EXERCISE PROMPT - Each record should be given again exactly, and any picture in it left out.

THE RECORDS -
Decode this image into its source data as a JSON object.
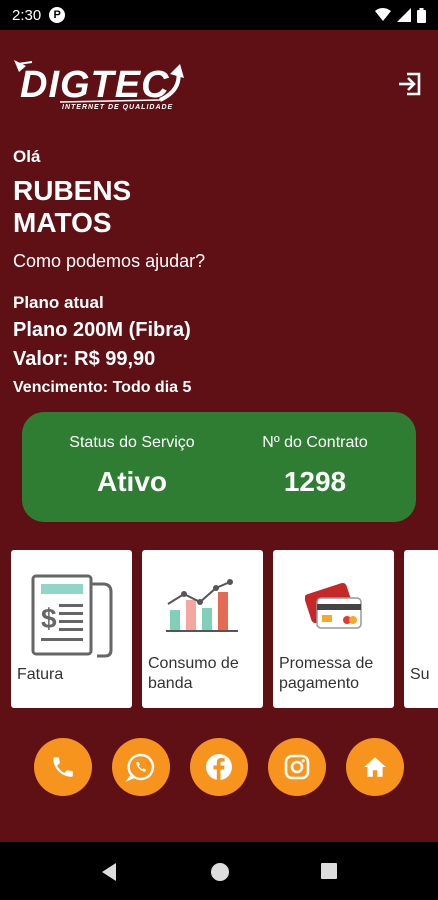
{
  "status_bar": {
    "time": "2:30",
    "app_badge": "P"
  },
  "brand": {
    "name": "DIGTEC",
    "tagline": "INTERNET DE QUALIDADE"
  },
  "greeting": {
    "hello": "Olá",
    "name": "RUBENS MATOS",
    "question": "Como podemos ajudar?"
  },
  "plan": {
    "label": "Plano atual",
    "name": "Plano 200M (Fibra)",
    "value": "Valor: R$ 99,90",
    "due": "Vencimento: Todo dia 5"
  },
  "service": {
    "status_label": "Status do Serviço",
    "status_value": "Ativo",
    "contract_label": "Nº do Contrato",
    "contract_value": "1298"
  },
  "cards": [
    {
      "label": "Fatura",
      "icon": "invoice-icon"
    },
    {
      "label": "Consumo de banda",
      "icon": "bar-chart-icon"
    },
    {
      "label": "Promessa de pagamento",
      "icon": "credit-card-icon"
    },
    {
      "label": "Su",
      "icon": ""
    }
  ],
  "social": [
    "phone-icon",
    "whatsapp-icon",
    "facebook-icon",
    "instagram-icon",
    "home-icon"
  ],
  "colors": {
    "background": "#5e1015",
    "status_card": "#2e7d32",
    "social_button": "#f7941d"
  }
}
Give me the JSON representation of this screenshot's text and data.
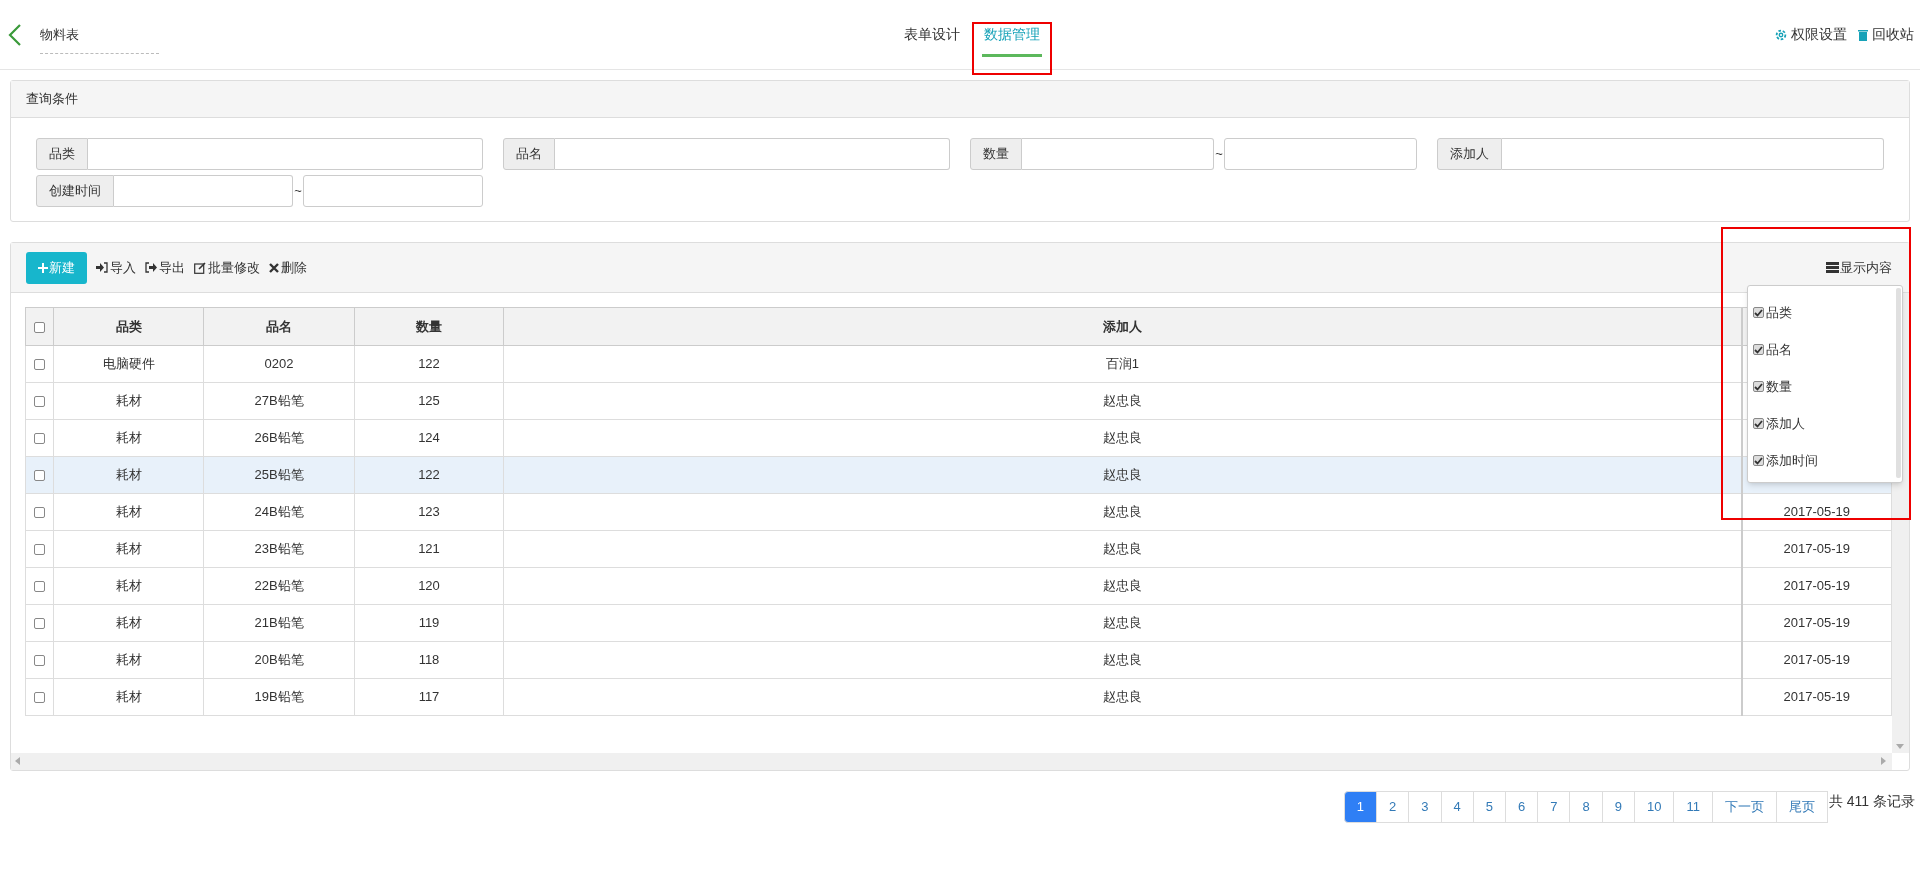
{
  "header": {
    "back_title": "物料表",
    "tabs": [
      {
        "label": "表单设计",
        "selected": false,
        "highlighted": false
      },
      {
        "label": "数据管理",
        "selected": true,
        "highlighted": true
      }
    ],
    "actions": [
      {
        "kind": "settings",
        "label": "权限设置"
      },
      {
        "kind": "trash",
        "label": "回收站"
      }
    ]
  },
  "query": {
    "title": "查询条件",
    "fields": [
      {
        "kind": "single",
        "label": "品类"
      },
      {
        "kind": "single",
        "label": "品名"
      },
      {
        "kind": "range",
        "label": "数量",
        "separator": "~"
      },
      {
        "kind": "single",
        "label": "添加人"
      },
      {
        "kind": "range",
        "label": "创建时间",
        "separator": "~"
      }
    ]
  },
  "toolbar": {
    "buttons": [
      {
        "kind": "new",
        "label": "新建"
      },
      {
        "kind": "import",
        "label": "导入"
      },
      {
        "kind": "export",
        "label": "导出"
      },
      {
        "kind": "edit",
        "label": "批量修改"
      },
      {
        "kind": "delete",
        "label": "删除"
      }
    ],
    "columns_button": "显示内容",
    "columns_highlighted": true
  },
  "columns_menu": [
    {
      "label": "品类",
      "checked": true
    },
    {
      "label": "品名",
      "checked": true
    },
    {
      "label": "数量",
      "checked": true
    },
    {
      "label": "添加人",
      "checked": true
    },
    {
      "label": "添加时间",
      "checked": true
    }
  ],
  "table": {
    "all_checked": false,
    "columns": [
      "品类",
      "品名",
      "数量",
      "添加人"
    ],
    "rows": [
      {
        "checked": false,
        "selected": false,
        "cells": [
          "电脑硬件",
          "0202",
          "122",
          "百润1"
        ]
      },
      {
        "checked": false,
        "selected": false,
        "cells": [
          "耗材",
          "27B铅笔",
          "125",
          "赵忠良"
        ]
      },
      {
        "checked": false,
        "selected": false,
        "cells": [
          "耗材",
          "26B铅笔",
          "124",
          "赵忠良"
        ]
      },
      {
        "checked": false,
        "selected": true,
        "cells": [
          "耗材",
          "25B铅笔",
          "122",
          "赵忠良"
        ]
      },
      {
        "checked": false,
        "selected": false,
        "cells": [
          "耗材",
          "24B铅笔",
          "123",
          "赵忠良"
        ],
        "date": "2017-05-19"
      },
      {
        "checked": false,
        "selected": false,
        "cells": [
          "耗材",
          "23B铅笔",
          "121",
          "赵忠良"
        ],
        "date": "2017-05-19"
      },
      {
        "checked": false,
        "selected": false,
        "cells": [
          "耗材",
          "22B铅笔",
          "120",
          "赵忠良"
        ],
        "date": "2017-05-19"
      },
      {
        "checked": false,
        "selected": false,
        "cells": [
          "耗材",
          "21B铅笔",
          "119",
          "赵忠良"
        ],
        "date": "2017-05-19"
      },
      {
        "checked": false,
        "selected": false,
        "cells": [
          "耗材",
          "20B铅笔",
          "118",
          "赵忠良"
        ],
        "date": "2017-05-19"
      },
      {
        "checked": false,
        "selected": false,
        "cells": [
          "耗材",
          "19B铅笔",
          "117",
          "赵忠良"
        ],
        "date": "2017-05-19"
      }
    ]
  },
  "pagination": {
    "pages": [
      {
        "label": "1",
        "selected": true
      },
      {
        "label": "2",
        "selected": false
      },
      {
        "label": "3",
        "selected": false
      },
      {
        "label": "4",
        "selected": false
      },
      {
        "label": "5",
        "selected": false
      },
      {
        "label": "6",
        "selected": false
      },
      {
        "label": "7",
        "selected": false
      },
      {
        "label": "8",
        "selected": false
      },
      {
        "label": "9",
        "selected": false
      },
      {
        "label": "10",
        "selected": false
      },
      {
        "label": "11",
        "selected": false
      },
      {
        "label": "下一页",
        "selected": false
      },
      {
        "label": "尾页",
        "selected": false
      }
    ],
    "total": "共 411 条记录"
  }
}
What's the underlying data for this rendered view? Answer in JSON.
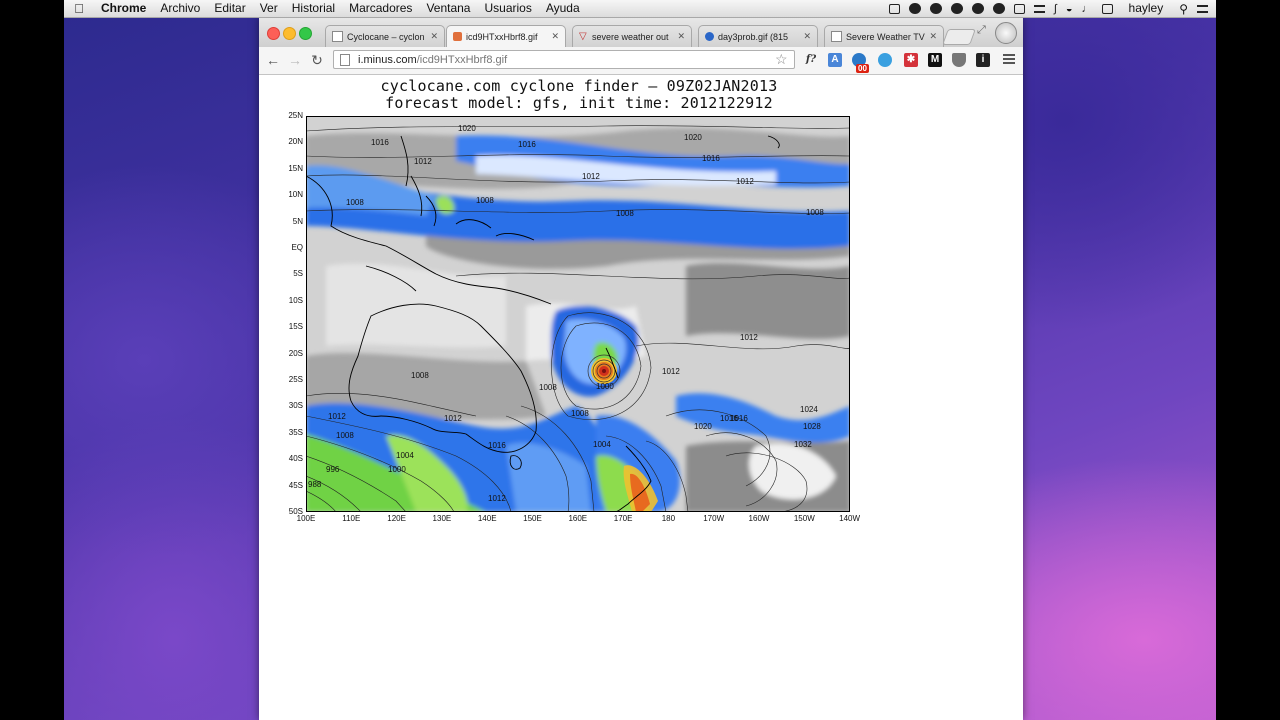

ANSWER TO THE PROBLEM -
Decode this image into its source data as a JSON object.
{
  "status_bar": {
    "time": "2:30",
    "app_badge": "P"
  },
  "brand": {
    "name": "DIGTEC",
    "tagline": "INTERNET DE QUALIDADE"
  },
  "greeting": {
    "hello": "Olá",
    "name": "RUBENS MATOS",
    "question": "Como podemos ajudar?"
  },
  "plan": {
    "label": "Plano atual",
    "name": "Plano 200M (Fibra)",
    "value": "Valor: R$ 99,90",
    "due": "Vencimento: Todo dia 5"
  },
  "service": {
    "status_label": "Status do Serviço",
    "status_value": "Ativo",
    "contract_label": "Nº do Contrato",
    "contract_value": "1298"
  },
  "cards": [
    {
      "label": "Fatura",
      "icon": "invoice-icon"
    },
    {
      "label": "Consumo de banda",
      "icon": "bar-chart-icon"
    },
    {
      "label": "Promessa de pagamento",
      "icon": "credit-card-icon"
    },
    {
      "label": "Su",
      "icon": ""
    }
  ],
  "social": [
    "phone-icon",
    "whatsapp-icon",
    "facebook-icon",
    "instagram-icon",
    "home-icon"
  ],
  "colors": {
    "background": "#5e1015",
    "status_card": "#2e7d32",
    "social_button": "#f7941d"
  }
}
Give me the JSON representation of this screenshot's text and data.
{
  "header": {
    "back_title": "物料表",
    "tabs": [
      {
        "label": "表单设计",
        "selected": false,
        "highlighted": false
      },
      {
        "label": "数据管理",
        "selected": true,
        "highlighted": true
      }
    ],
    "actions": [
      {
        "kind": "settings",
        "label": "权限设置"
      },
      {
        "kind": "trash",
        "label": "回收站"
      }
    ]
  },
  "query": {
    "title": "查询条件",
    "fields": [
      {
        "kind": "single",
        "label": "品类"
      },
      {
        "kind": "single",
        "label": "品名"
      },
      {
        "kind": "range",
        "label": "数量",
        "separator": "~"
      },
      {
        "kind": "single",
        "label": "添加人"
      },
      {
        "kind": "range",
        "label": "创建时间",
        "separator": "~"
      }
    ]
  },
  "toolbar": {
    "buttons": [
      {
        "kind": "new",
        "label": "新建"
      },
      {
        "kind": "import",
        "label": "导入"
      },
      {
        "kind": "export",
        "label": "导出"
      },
      {
        "kind": "edit",
        "label": "批量修改"
      },
      {
        "kind": "delete",
        "label": "删除"
      }
    ],
    "columns_button": "显示内容",
    "columns_highlighted": true
  },
  "columns_menu": [
    {
      "label": "品类",
      "checked": true
    },
    {
      "label": "品名",
      "checked": true
    },
    {
      "label": "数量",
      "checked": true
    },
    {
      "label": "添加人",
      "checked": true
    },
    {
      "label": "添加时间",
      "checked": true
    }
  ],
  "table": {
    "all_checked": false,
    "columns": [
      "品类",
      "品名",
      "数量",
      "添加人"
    ],
    "rows": [
      {
        "checked": false,
        "selected": false,
        "cells": [
          "电脑硬件",
          "0202",
          "122",
          "百润1"
        ]
      },
      {
        "checked": false,
        "selected": false,
        "cells": [
          "耗材",
          "27B铅笔",
          "125",
          "赵忠良"
        ]
      },
      {
        "checked": false,
        "selected": false,
        "cells": [
          "耗材",
          "26B铅笔",
          "124",
          "赵忠良"
        ]
      },
      {
        "checked": false,
        "selected": true,
        "cells": [
          "耗材",
          "25B铅笔",
          "122",
          "赵忠良"
        ]
      },
      {
        "checked": false,
        "selected": false,
        "cells": [
          "耗材",
          "24B铅笔",
          "123",
          "赵忠良"
        ],
        "date": "2017-05-19"
      },
      {
        "checked": false,
        "selected": false,
        "cells": [
          "耗材",
          "23B铅笔",
          "121",
          "赵忠良"
        ],
        "date": "2017-05-19"
      },
      {
        "checked": false,
        "selected": false,
        "cells": [
          "耗材",
          "22B铅笔",
          "120",
          "赵忠良"
        ],
        "date": "2017-05-19"
      },
      {
        "checked": false,
        "selected": false,
        "cells": [
          "耗材",
          "21B铅笔",
          "119",
          "赵忠良"
        ],
        "date": "2017-05-19"
      },
      {
        "checked": false,
        "selected": false,
        "cells": [
          "耗材",
          "20B铅笔",
          "118",
          "赵忠良"
        ],
        "date": "2017-05-19"
      },
      {
        "checked": false,
        "selected": false,
        "cells": [
          "耗材",
          "19B铅笔",
          "117",
          "赵忠良"
        ],
        "date": "2017-05-19"
      }
    ]
  },
  "pagination": {
    "pages": [
      {
        "label": "1",
        "selected": true
      },
      {
        "label": "2",
        "selected": false
      },
      {
        "label": "3",
        "selected": false
      },
      {
        "label": "4",
        "selected": false
      },
      {
        "label": "5",
        "selected": false
      },
      {
        "label": "6",
        "selected": false
      },
      {
        "label": "7",
        "selected": false
      },
      {
        "label": "8",
        "selected": false
      },
      {
        "label": "9",
        "selected": false
      },
      {
        "label": "10",
        "selected": false
      },
      {
        "label": "11",
        "selected": false
      },
      {
        "label": "下一页",
        "selected": false
      },
      {
        "label": "尾页",
        "selected": false
      }
    ],
    "total": "共 411 条记录"
  }
}
What's the underlying data for this rendered view? Answer in JSON.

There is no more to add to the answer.